--- Component data from apps and pages ---
-- Opening Marker --
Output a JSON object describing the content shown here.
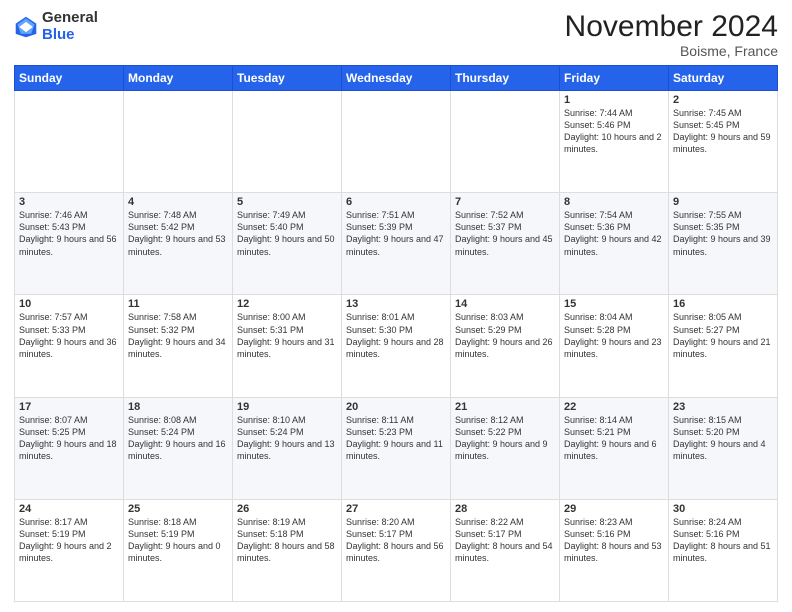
{
  "logo": {
    "general": "General",
    "blue": "Blue"
  },
  "title": "November 2024",
  "subtitle": "Boisme, France",
  "days_of_week": [
    "Sunday",
    "Monday",
    "Tuesday",
    "Wednesday",
    "Thursday",
    "Friday",
    "Saturday"
  ],
  "weeks": [
    [
      {
        "day": "",
        "info": ""
      },
      {
        "day": "",
        "info": ""
      },
      {
        "day": "",
        "info": ""
      },
      {
        "day": "",
        "info": ""
      },
      {
        "day": "",
        "info": ""
      },
      {
        "day": "1",
        "info": "Sunrise: 7:44 AM\nSunset: 5:46 PM\nDaylight: 10 hours and 2 minutes."
      },
      {
        "day": "2",
        "info": "Sunrise: 7:45 AM\nSunset: 5:45 PM\nDaylight: 9 hours and 59 minutes."
      }
    ],
    [
      {
        "day": "3",
        "info": "Sunrise: 7:46 AM\nSunset: 5:43 PM\nDaylight: 9 hours and 56 minutes."
      },
      {
        "day": "4",
        "info": "Sunrise: 7:48 AM\nSunset: 5:42 PM\nDaylight: 9 hours and 53 minutes."
      },
      {
        "day": "5",
        "info": "Sunrise: 7:49 AM\nSunset: 5:40 PM\nDaylight: 9 hours and 50 minutes."
      },
      {
        "day": "6",
        "info": "Sunrise: 7:51 AM\nSunset: 5:39 PM\nDaylight: 9 hours and 47 minutes."
      },
      {
        "day": "7",
        "info": "Sunrise: 7:52 AM\nSunset: 5:37 PM\nDaylight: 9 hours and 45 minutes."
      },
      {
        "day": "8",
        "info": "Sunrise: 7:54 AM\nSunset: 5:36 PM\nDaylight: 9 hours and 42 minutes."
      },
      {
        "day": "9",
        "info": "Sunrise: 7:55 AM\nSunset: 5:35 PM\nDaylight: 9 hours and 39 minutes."
      }
    ],
    [
      {
        "day": "10",
        "info": "Sunrise: 7:57 AM\nSunset: 5:33 PM\nDaylight: 9 hours and 36 minutes."
      },
      {
        "day": "11",
        "info": "Sunrise: 7:58 AM\nSunset: 5:32 PM\nDaylight: 9 hours and 34 minutes."
      },
      {
        "day": "12",
        "info": "Sunrise: 8:00 AM\nSunset: 5:31 PM\nDaylight: 9 hours and 31 minutes."
      },
      {
        "day": "13",
        "info": "Sunrise: 8:01 AM\nSunset: 5:30 PM\nDaylight: 9 hours and 28 minutes."
      },
      {
        "day": "14",
        "info": "Sunrise: 8:03 AM\nSunset: 5:29 PM\nDaylight: 9 hours and 26 minutes."
      },
      {
        "day": "15",
        "info": "Sunrise: 8:04 AM\nSunset: 5:28 PM\nDaylight: 9 hours and 23 minutes."
      },
      {
        "day": "16",
        "info": "Sunrise: 8:05 AM\nSunset: 5:27 PM\nDaylight: 9 hours and 21 minutes."
      }
    ],
    [
      {
        "day": "17",
        "info": "Sunrise: 8:07 AM\nSunset: 5:25 PM\nDaylight: 9 hours and 18 minutes."
      },
      {
        "day": "18",
        "info": "Sunrise: 8:08 AM\nSunset: 5:24 PM\nDaylight: 9 hours and 16 minutes."
      },
      {
        "day": "19",
        "info": "Sunrise: 8:10 AM\nSunset: 5:24 PM\nDaylight: 9 hours and 13 minutes."
      },
      {
        "day": "20",
        "info": "Sunrise: 8:11 AM\nSunset: 5:23 PM\nDaylight: 9 hours and 11 minutes."
      },
      {
        "day": "21",
        "info": "Sunrise: 8:12 AM\nSunset: 5:22 PM\nDaylight: 9 hours and 9 minutes."
      },
      {
        "day": "22",
        "info": "Sunrise: 8:14 AM\nSunset: 5:21 PM\nDaylight: 9 hours and 6 minutes."
      },
      {
        "day": "23",
        "info": "Sunrise: 8:15 AM\nSunset: 5:20 PM\nDaylight: 9 hours and 4 minutes."
      }
    ],
    [
      {
        "day": "24",
        "info": "Sunrise: 8:17 AM\nSunset: 5:19 PM\nDaylight: 9 hours and 2 minutes."
      },
      {
        "day": "25",
        "info": "Sunrise: 8:18 AM\nSunset: 5:19 PM\nDaylight: 9 hours and 0 minutes."
      },
      {
        "day": "26",
        "info": "Sunrise: 8:19 AM\nSunset: 5:18 PM\nDaylight: 8 hours and 58 minutes."
      },
      {
        "day": "27",
        "info": "Sunrise: 8:20 AM\nSunset: 5:17 PM\nDaylight: 8 hours and 56 minutes."
      },
      {
        "day": "28",
        "info": "Sunrise: 8:22 AM\nSunset: 5:17 PM\nDaylight: 8 hours and 54 minutes."
      },
      {
        "day": "29",
        "info": "Sunrise: 8:23 AM\nSunset: 5:16 PM\nDaylight: 8 hours and 53 minutes."
      },
      {
        "day": "30",
        "info": "Sunrise: 8:24 AM\nSunset: 5:16 PM\nDaylight: 8 hours and 51 minutes."
      }
    ]
  ]
}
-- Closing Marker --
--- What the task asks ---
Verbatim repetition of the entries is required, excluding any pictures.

--- Your solution ---
Output a JSON object describing the content shown here.
{
  "logo": {
    "general": "General",
    "blue": "Blue"
  },
  "title": "November 2024",
  "subtitle": "Boisme, France",
  "days_of_week": [
    "Sunday",
    "Monday",
    "Tuesday",
    "Wednesday",
    "Thursday",
    "Friday",
    "Saturday"
  ],
  "weeks": [
    [
      {
        "day": "",
        "info": ""
      },
      {
        "day": "",
        "info": ""
      },
      {
        "day": "",
        "info": ""
      },
      {
        "day": "",
        "info": ""
      },
      {
        "day": "",
        "info": ""
      },
      {
        "day": "1",
        "info": "Sunrise: 7:44 AM\nSunset: 5:46 PM\nDaylight: 10 hours and 2 minutes."
      },
      {
        "day": "2",
        "info": "Sunrise: 7:45 AM\nSunset: 5:45 PM\nDaylight: 9 hours and 59 minutes."
      }
    ],
    [
      {
        "day": "3",
        "info": "Sunrise: 7:46 AM\nSunset: 5:43 PM\nDaylight: 9 hours and 56 minutes."
      },
      {
        "day": "4",
        "info": "Sunrise: 7:48 AM\nSunset: 5:42 PM\nDaylight: 9 hours and 53 minutes."
      },
      {
        "day": "5",
        "info": "Sunrise: 7:49 AM\nSunset: 5:40 PM\nDaylight: 9 hours and 50 minutes."
      },
      {
        "day": "6",
        "info": "Sunrise: 7:51 AM\nSunset: 5:39 PM\nDaylight: 9 hours and 47 minutes."
      },
      {
        "day": "7",
        "info": "Sunrise: 7:52 AM\nSunset: 5:37 PM\nDaylight: 9 hours and 45 minutes."
      },
      {
        "day": "8",
        "info": "Sunrise: 7:54 AM\nSunset: 5:36 PM\nDaylight: 9 hours and 42 minutes."
      },
      {
        "day": "9",
        "info": "Sunrise: 7:55 AM\nSunset: 5:35 PM\nDaylight: 9 hours and 39 minutes."
      }
    ],
    [
      {
        "day": "10",
        "info": "Sunrise: 7:57 AM\nSunset: 5:33 PM\nDaylight: 9 hours and 36 minutes."
      },
      {
        "day": "11",
        "info": "Sunrise: 7:58 AM\nSunset: 5:32 PM\nDaylight: 9 hours and 34 minutes."
      },
      {
        "day": "12",
        "info": "Sunrise: 8:00 AM\nSunset: 5:31 PM\nDaylight: 9 hours and 31 minutes."
      },
      {
        "day": "13",
        "info": "Sunrise: 8:01 AM\nSunset: 5:30 PM\nDaylight: 9 hours and 28 minutes."
      },
      {
        "day": "14",
        "info": "Sunrise: 8:03 AM\nSunset: 5:29 PM\nDaylight: 9 hours and 26 minutes."
      },
      {
        "day": "15",
        "info": "Sunrise: 8:04 AM\nSunset: 5:28 PM\nDaylight: 9 hours and 23 minutes."
      },
      {
        "day": "16",
        "info": "Sunrise: 8:05 AM\nSunset: 5:27 PM\nDaylight: 9 hours and 21 minutes."
      }
    ],
    [
      {
        "day": "17",
        "info": "Sunrise: 8:07 AM\nSunset: 5:25 PM\nDaylight: 9 hours and 18 minutes."
      },
      {
        "day": "18",
        "info": "Sunrise: 8:08 AM\nSunset: 5:24 PM\nDaylight: 9 hours and 16 minutes."
      },
      {
        "day": "19",
        "info": "Sunrise: 8:10 AM\nSunset: 5:24 PM\nDaylight: 9 hours and 13 minutes."
      },
      {
        "day": "20",
        "info": "Sunrise: 8:11 AM\nSunset: 5:23 PM\nDaylight: 9 hours and 11 minutes."
      },
      {
        "day": "21",
        "info": "Sunrise: 8:12 AM\nSunset: 5:22 PM\nDaylight: 9 hours and 9 minutes."
      },
      {
        "day": "22",
        "info": "Sunrise: 8:14 AM\nSunset: 5:21 PM\nDaylight: 9 hours and 6 minutes."
      },
      {
        "day": "23",
        "info": "Sunrise: 8:15 AM\nSunset: 5:20 PM\nDaylight: 9 hours and 4 minutes."
      }
    ],
    [
      {
        "day": "24",
        "info": "Sunrise: 8:17 AM\nSunset: 5:19 PM\nDaylight: 9 hours and 2 minutes."
      },
      {
        "day": "25",
        "info": "Sunrise: 8:18 AM\nSunset: 5:19 PM\nDaylight: 9 hours and 0 minutes."
      },
      {
        "day": "26",
        "info": "Sunrise: 8:19 AM\nSunset: 5:18 PM\nDaylight: 8 hours and 58 minutes."
      },
      {
        "day": "27",
        "info": "Sunrise: 8:20 AM\nSunset: 5:17 PM\nDaylight: 8 hours and 56 minutes."
      },
      {
        "day": "28",
        "info": "Sunrise: 8:22 AM\nSunset: 5:17 PM\nDaylight: 8 hours and 54 minutes."
      },
      {
        "day": "29",
        "info": "Sunrise: 8:23 AM\nSunset: 5:16 PM\nDaylight: 8 hours and 53 minutes."
      },
      {
        "day": "30",
        "info": "Sunrise: 8:24 AM\nSunset: 5:16 PM\nDaylight: 8 hours and 51 minutes."
      }
    ]
  ]
}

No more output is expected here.